Which just goes to show you that somehow, whenever you’re talking about Italy, it almost always comes down to food……


Cultural Differences

It’s always helpful to participate in a few of the cultural differences you’ll find when visiting another country — particularly if they’re easy to do…..not something like having to cheerfully eat sheep eyeballs. Here are just a few easy-to-adopt suggestions for Italy.

Actually, this first one is for both Italy and France: Acknowledge the shopkeeper when you enter her/his shop. Unlike in the US, where you’ll probably never see the person waiting on you again, most of the people behind the counter are the owners — particularly in the smaller towns — and they’ll be there day after day. It really is their second home, so be as courteous as you’d be if you were their guest, and give them a hello when you enter and a goodbye when you leave.

Restaurant etiquette #1: Don’t just sit down. Wait for someone to direct you to a table.

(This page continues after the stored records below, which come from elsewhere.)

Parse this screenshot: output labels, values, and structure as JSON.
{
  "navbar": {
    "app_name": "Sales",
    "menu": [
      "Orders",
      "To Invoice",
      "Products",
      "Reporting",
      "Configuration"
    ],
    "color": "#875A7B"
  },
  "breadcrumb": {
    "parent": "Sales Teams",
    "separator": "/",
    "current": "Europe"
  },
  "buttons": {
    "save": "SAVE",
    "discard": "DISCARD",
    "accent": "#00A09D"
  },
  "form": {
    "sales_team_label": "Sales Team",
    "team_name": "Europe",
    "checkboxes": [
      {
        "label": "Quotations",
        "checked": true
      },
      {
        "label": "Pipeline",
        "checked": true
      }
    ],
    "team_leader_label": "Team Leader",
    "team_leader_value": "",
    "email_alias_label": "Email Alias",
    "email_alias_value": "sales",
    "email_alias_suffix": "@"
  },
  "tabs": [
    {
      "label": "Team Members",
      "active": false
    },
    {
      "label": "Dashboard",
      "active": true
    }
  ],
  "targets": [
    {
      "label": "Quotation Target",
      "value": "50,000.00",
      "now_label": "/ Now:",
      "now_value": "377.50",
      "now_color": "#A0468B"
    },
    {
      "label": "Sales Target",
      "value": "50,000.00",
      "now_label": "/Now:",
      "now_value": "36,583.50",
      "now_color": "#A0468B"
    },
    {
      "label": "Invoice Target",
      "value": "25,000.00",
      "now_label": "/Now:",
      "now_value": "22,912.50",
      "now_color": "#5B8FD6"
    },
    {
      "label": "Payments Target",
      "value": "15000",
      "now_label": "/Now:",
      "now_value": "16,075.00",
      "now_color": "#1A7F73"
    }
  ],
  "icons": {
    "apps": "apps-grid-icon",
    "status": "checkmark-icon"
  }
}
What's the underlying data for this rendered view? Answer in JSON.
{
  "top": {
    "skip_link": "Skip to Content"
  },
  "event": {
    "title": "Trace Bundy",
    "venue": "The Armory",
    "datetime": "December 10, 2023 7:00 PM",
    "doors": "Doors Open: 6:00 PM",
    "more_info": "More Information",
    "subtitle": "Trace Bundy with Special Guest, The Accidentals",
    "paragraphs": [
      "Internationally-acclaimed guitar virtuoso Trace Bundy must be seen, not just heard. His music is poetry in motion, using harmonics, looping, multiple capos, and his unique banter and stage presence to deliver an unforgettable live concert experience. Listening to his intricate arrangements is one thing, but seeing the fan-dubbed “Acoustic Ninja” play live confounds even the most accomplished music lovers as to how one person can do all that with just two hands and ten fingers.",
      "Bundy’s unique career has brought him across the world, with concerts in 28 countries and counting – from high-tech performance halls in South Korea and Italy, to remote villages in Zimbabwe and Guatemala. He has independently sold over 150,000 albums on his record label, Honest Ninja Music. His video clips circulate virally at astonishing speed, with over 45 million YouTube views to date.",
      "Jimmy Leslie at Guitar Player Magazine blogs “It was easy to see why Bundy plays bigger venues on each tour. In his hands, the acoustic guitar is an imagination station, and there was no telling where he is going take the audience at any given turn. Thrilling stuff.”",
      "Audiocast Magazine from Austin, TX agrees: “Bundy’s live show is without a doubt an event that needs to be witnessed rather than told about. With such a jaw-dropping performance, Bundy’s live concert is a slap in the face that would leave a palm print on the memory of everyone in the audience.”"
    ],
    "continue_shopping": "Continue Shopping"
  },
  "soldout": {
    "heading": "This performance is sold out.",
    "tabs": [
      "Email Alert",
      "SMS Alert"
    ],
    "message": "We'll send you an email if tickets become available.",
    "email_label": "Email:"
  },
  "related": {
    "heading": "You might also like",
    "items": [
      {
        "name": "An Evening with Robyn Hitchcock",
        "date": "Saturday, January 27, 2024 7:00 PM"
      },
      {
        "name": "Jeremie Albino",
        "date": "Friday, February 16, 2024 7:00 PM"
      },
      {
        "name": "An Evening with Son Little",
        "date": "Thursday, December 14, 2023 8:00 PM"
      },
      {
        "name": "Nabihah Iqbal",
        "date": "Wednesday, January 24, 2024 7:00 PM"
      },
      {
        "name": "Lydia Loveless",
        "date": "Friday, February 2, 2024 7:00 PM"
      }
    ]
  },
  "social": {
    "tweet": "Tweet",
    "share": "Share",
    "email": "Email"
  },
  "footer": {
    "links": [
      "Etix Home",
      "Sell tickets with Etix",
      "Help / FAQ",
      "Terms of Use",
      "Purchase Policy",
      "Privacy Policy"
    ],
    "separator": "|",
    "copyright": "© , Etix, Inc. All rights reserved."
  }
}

Restaurant etiquette #2: The first question you’ll be asked is what kind of water you’d like. They do not ask IF you’d like water. The answers are naturale (still water) or frizzante (sparkling). (You could also say gassata, which means the same thing.) Since these are both mineral waters, acqua minerale is not a helpful answer. Unlike in Germany or Switzerland, where we’ve paid up to $10 for a bottle of water, you seldom pay more than $2 in Italy. I suppose you could always say you don’t want any water, or just a glass of acqua di rubinetto (tap water), but….well…’s not often done…..and aren’t we talking here about cultural differences you want to practice?

Restaurant etiquette #3: Just like the shops in the smaller towns where the owners work all the time, the restaurants are also mostly family-run. You will often see 1 person doing the job that would be done by 3 or 4 people in the US. So be patient. The same goes with the food. Mamma or nonna might be alone in the kitchen churning out all the meals. Good as she is – it’s impossible for her to have the plates for a table of 4 come out at the same time……

Restaurant etiquette #3-A: ……And since you should eat your meal at the proper temperature, it means people should start as soon as the food arrives and not wait for everyone to be served. I know it seems impolite to us, but to Italians, it’s even more impolite to disrespect your meal by not eating it as it should be eaten.

Restaurant etiquette #3-B: When I said “proper temperature” in the previous paragraph, I should point out that Italian food is normally neither very hot nor very cold. You MIGHT burn the roof of your mouth on pizza cheese, but that would be the only real possibility. Even coffee will be served so you can drink it now rather than having to wait 5 minutes to let it cool down. And as for chilled foods – I’ve seldom had either my white wine or my acqua frizzante as cold as I like them….not that I’m complaining. “Moderation” is the key word when it comes to “proper temperature” for eating…..

…..And “moderation” is also the word when it comes to drinking. If someone is loud and drunk, there’s at least an 80% chance the person is American, and a 99% chance they’re not Italian. Italians have been drinking since they were children tasting Uncle Giovanni’s homemade wine at family dinners. It is a part of everyday life, and they respect it as such. With our history of restrictive drinking laws, our young people often go wild once they hit Italy. If there’s a broken bottle in the street, there are probably American fingerprints on it. While American youth often look at drinking too much as being the measurement of how much fun they’re having, Italians learn early that being drunk is brutta figura, which loosely means appearing in a way that will be looked down upon – and that’s something NO Italian wants.

Last on today’s list is Lane Discipline. I believe I’ve mentioned this before, but it won’t hurt to remind you that on the road, you pass on the left, drive on the right. You should NOT get in the left lane and clog traffic for miles behind you. If you aren’t actively in the process of passing someone, stay on the right.

So — I don’t think any of these nods to Italian culture fall into the eating-sheep-eyes category,  In fact, now that I’ve re-read them, I see that it’s more like saying “please” and “thank you”.  Maybe your mother really was right:  it’s all about good manners.